One of the requirements for the next generation of small-molecule crystallographers is a mathematical programming infrastructure. It should provide a modelling design process, where the model formulation is kept separate from the optimization process to provide gains in reliability, scalability and extensibility, enabling the application of optimization components in general, and refinement-based applications in particular, as applied to crystallographic problems. A research project has been undertaken to design and implement an innovative toolkit library – a small-molecule toolkit (SMTK) – for crystallographic modelling and refinement. This paper provides an overview of SMTK and its object-oriented implementation. As a practical illustration, it also shows the context of use for a set of classes and discusses how the toolkit enables the user rapidly to develop, maintain and explore the full capabilities of crystallography and so create new applications. SMTK reduces the degree of effort required to construct and develop new algorithms and provides users with an easy and efficient means to test ideas, as well as to build large and maintainable models which can readily be adapted to any new situation.

Publishers copy:

Jun 292010
 

J. Appl.

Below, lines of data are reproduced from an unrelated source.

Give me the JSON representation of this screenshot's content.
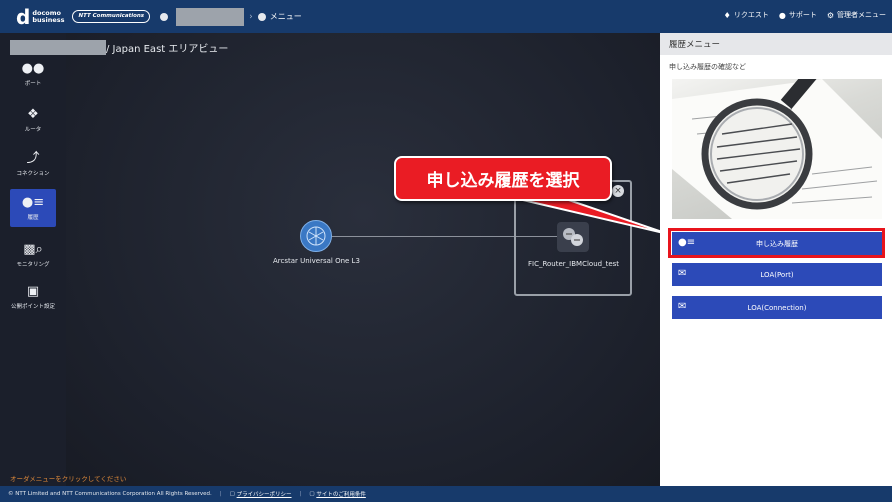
{
  "header": {
    "logo_mark": "d",
    "logo_line1": "docomo",
    "logo_line2": "business",
    "ntt_badge": "NTT Communications",
    "breadcrumb_menu": "メニュー",
    "right_links": [
      {
        "icon": "bell-icon",
        "label": "リクエスト"
      },
      {
        "icon": "help-icon",
        "label": "サポート"
      },
      {
        "icon": "gear-icon",
        "label": "管理者メニュー"
      }
    ]
  },
  "sidebar": {
    "items": [
      {
        "icon": "port-icon",
        "label": "ポート",
        "active": false
      },
      {
        "icon": "router-icon",
        "label": "ルータ",
        "active": false
      },
      {
        "icon": "connection-icon",
        "label": "コネクション",
        "active": false
      },
      {
        "icon": "history-icon",
        "label": "履歴",
        "active": true
      },
      {
        "icon": "monitoring-icon",
        "label": "モニタリング",
        "active": false
      },
      {
        "icon": "public-point-icon",
        "label": "公開ポイント設定",
        "active": false
      }
    ]
  },
  "main": {
    "title_suffix": "/ Japan East エリアビュー",
    "nodes": {
      "arcstar": "Arcstar Universal One L3",
      "router": "FIC_Router_IBMCloud_test"
    },
    "order_hint": "オーダメニューをクリックしてください"
  },
  "callout": {
    "text": "申し込み履歴を選択"
  },
  "panel": {
    "title": "履歴メニュー",
    "subtitle": "申し込み履歴の確認など",
    "buttons": [
      {
        "icon": "history-icon",
        "label": "申し込み履歴"
      },
      {
        "icon": "envelope-icon",
        "label": "LOA(Port)"
      },
      {
        "icon": "envelope-icon",
        "label": "LOA(Connection)"
      }
    ]
  },
  "footer": {
    "copyright": "© NTT Limited and NTT Communications Corporation All Rights Reserved.",
    "privacy": "プライバシーポリシー",
    "terms": "サイトのご利用条件"
  },
  "colors": {
    "header_bg": "#173a6b",
    "accent": "#2c4ab8",
    "callout": "#ea1c24"
  }
}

Cryst. (2010), 43, 1100-1107.    [ doi:10.1107/S0021889810025598 ]

Because they scatter X-rays weakly, H atoms are often abused or neglected during structure refinement. The reasons why the H atoms should be included in the refinement and some of the consequences of mistreatment are discussed along with selected real examples demonstrating some of the features for hydrogen treatment that can be found in the software suite CRYSTALS.

Hydrogen addition in CRYSTALS

Hydrogen addition in CRYSTALS

Electronic reprints:

Publisher’s copy:

Apr 152010
 
Susan Huth presents Kirsten Christensen with the Durward Cruickshank Award

Susan Huth presents Kirsten Christensen with the Durward Cruickshank Award

The final dinner of the British Crystallographic Association Spring Meeting in Warwick was interrupted, as always, with the prize winning awards. Amber Thompson was awarded the International Union of Crystallography Prize (a copy of International Tables) for her explanation of the advantages of choosing non-standard space groups. Kirsten Christensen was awarded the Durward Cruickshank prize for a young crystallographer who had made an outstanding contribution to crystallography.

 

 

Other contributions include:

N. David Brown, James Haestier, Mustapha Sadki, Amber L. Thompson & David J. Watkin
matchbOx:  Automatic Structure Matching to Facilitate Crystallographic Refinement (YC Presentation)

Kirsten E. Christensen, Christopher J. Serpell, Nicholas E. Evans & Paul D. Beer
Pushing the Boundaries of Small Molecule Crystallography:  The Challenging Structure of a Macrocyclic Anion Sensor (Poster)

Richard I. Cooper, Amber L. Thompson & David J. Watkin
The Hydrogen Challenge:  Where are we Now? (Poster)

Christopher J. Serpell & Paul D. Beer
Refinement of Large Supramolecular Structures (Presentation)

David J. Watkin
Dealing with Difficult Data (Session Chair)